The study skills you need to succeed in college could more appropriately be called "life skills" because their acquisition affects your life far beyond the classroom. Participation in club activities, maintaining a job or home, playing sports, and learning new hobbies all require the same skills necessary to achieve mastery of the college curriculum. For example, to retain even a part-time job demands good time management if you are to be punctual in work assignments. It is important for you to remember that no one activity will make you academically excellent. Rather, your success in school requires a number of skills that, when practiced often, become productive habits in all areas of your life.
Your first step to developing better study skills lies in organization, both physical and mental. You are not likely to be mentally organized if your physical surroundings are chaotic.
If your study center is at home make sure that your desk, or table, and chair are comfortable. Keep this area as free of clutter as possible, and remember: Good lighting is essential to keep you alert while you study. Lying down on a bed or sofa to read tends to relax the body and the mind, resulting in untimely sleep. When studying in the library, try to locate a spot as free of distractions as possible to help you focus on the task at hand. At home, keep your study center equipped with extra supplies such as pens, pencils, calculator, folders, paper and any other items you anticipate needing throughout the semester.

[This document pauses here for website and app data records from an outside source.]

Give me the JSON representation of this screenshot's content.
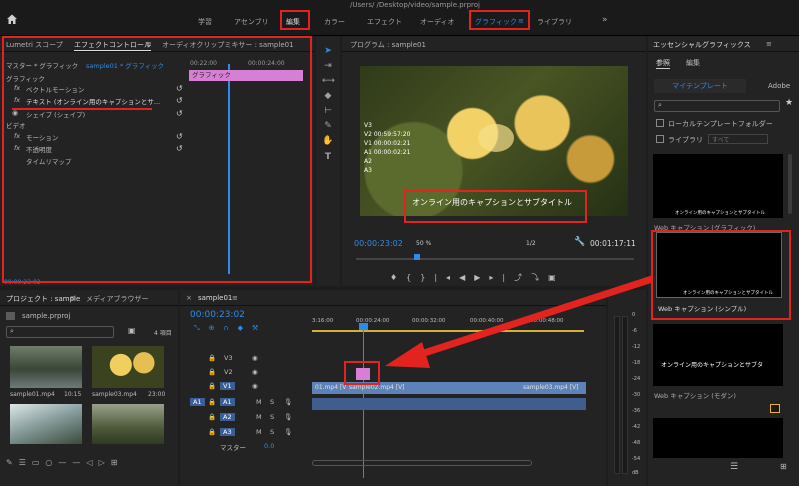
{
  "title_bar": {
    "path": "/Users/          /Desktop/video/sample.prproj"
  },
  "workspaces": [
    "学習",
    "アセンブリ",
    "編集",
    "カラー",
    "エフェクト",
    "オーディオ",
    "グラフィック",
    "ライブラリ",
    "≡",
    "»"
  ],
  "effect_panel": {
    "tabs": [
      "Lumetri スコープ",
      "エフェクトコントロール",
      "≡",
      "オーディオクリップミキサー : sample01"
    ],
    "master_label": "マスター * グラフィック",
    "clip_label": "sample01 * グラフィック",
    "timecodes": [
      "00:22:00",
      "00:00:24:00"
    ],
    "graphic_bar": "グラフィック",
    "rows": [
      "グラフィック",
      "ベクトルモーション",
      "テキスト (オンライン用のキャプションとサ...",
      "シェイプ (シェイプ)",
      "ビデオ",
      "モーション",
      "不透明度",
      "タイムリマップ"
    ],
    "fx": "fx",
    "footer_time": "00:00:23:02"
  },
  "program": {
    "title": "プログラム : sample01",
    "overlay": [
      "V3",
      "V2 00:59:57:20",
      "V1 00:00:02:21",
      "A1 00:00:02:21",
      "A2",
      "A3"
    ],
    "caption": "オンライン用のキャプションとサブタイトル",
    "timecode": "00:00:23:02",
    "zoom": "50 %",
    "resolution": "1/2",
    "duration": "00:01:17:11"
  },
  "essential": {
    "title": "エッセンシャルグラフィックス",
    "menu": "≡",
    "tabs": [
      "参照",
      "編集"
    ],
    "my_templates": "マイテンプレート",
    "adobe": "Adobe",
    "local_folder": "ローカルテンプレートフォルダー",
    "library": "ライブラリ",
    "library_value": "すべて",
    "items": [
      {
        "thumb_text": "オンライン用のキャプションとサブタイトル",
        "label": "Web キャプション (グラフィック)"
      },
      {
        "thumb_text": "オンライン用のキャプションとサブタイトル",
        "label": "Web キャプション (シンプル)"
      },
      {
        "thumb_text": "オンライン用のキャプションとサブタ",
        "label": "Web キャプション (モダン)"
      }
    ]
  },
  "project": {
    "tabs": [
      "プロジェクト : sample",
      "≡",
      "メディアブラウザー"
    ],
    "file": "sample.prproj",
    "count": "4 項目",
    "clips": [
      {
        "name": "sample01.mp4",
        "dur": "10:15"
      },
      {
        "name": "sample03.mp4",
        "dur": "23:00"
      },
      {
        "name": "",
        "dur": ""
      },
      {
        "name": "",
        "dur": ""
      }
    ]
  },
  "timeline": {
    "tab": "sample01",
    "menu": "≡",
    "timecode": "00:00:23:02",
    "ruler": [
      "3:16:00",
      "00:00:24:00",
      "00:00:32:00",
      "00:00:40:00",
      "00:00:48:00"
    ],
    "video_tracks": [
      "V3",
      "V2",
      "V1"
    ],
    "audio_tracks": [
      "A1",
      "A2",
      "A3"
    ],
    "master": "マスター",
    "master_value": "0.0",
    "clips": {
      "v1a": "01.mp4 [V]",
      "v1b": "sample02.mp4 [V]",
      "v1c": "sample03.mp4 [V]"
    },
    "m": "M",
    "s": "S"
  },
  "meter": [
    "0",
    "-6",
    "-12",
    "-18",
    "-24",
    "-30",
    "-36",
    "-42",
    "-48",
    "-54",
    "dB"
  ],
  "colors": {
    "accent": "#2d8ceb",
    "highlight": "#e3231d",
    "graphic_clip": "#d77fd5",
    "video_clip": "#5d82b8"
  }
}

Some inexpensive organizational tools include: pocket folders (one for each class), index cards and file box, an assignment book or daily planner, and monthly calendar. Place any handouts distributed in class in a pocket folder designated specifically for that class to avoid misplacing important course …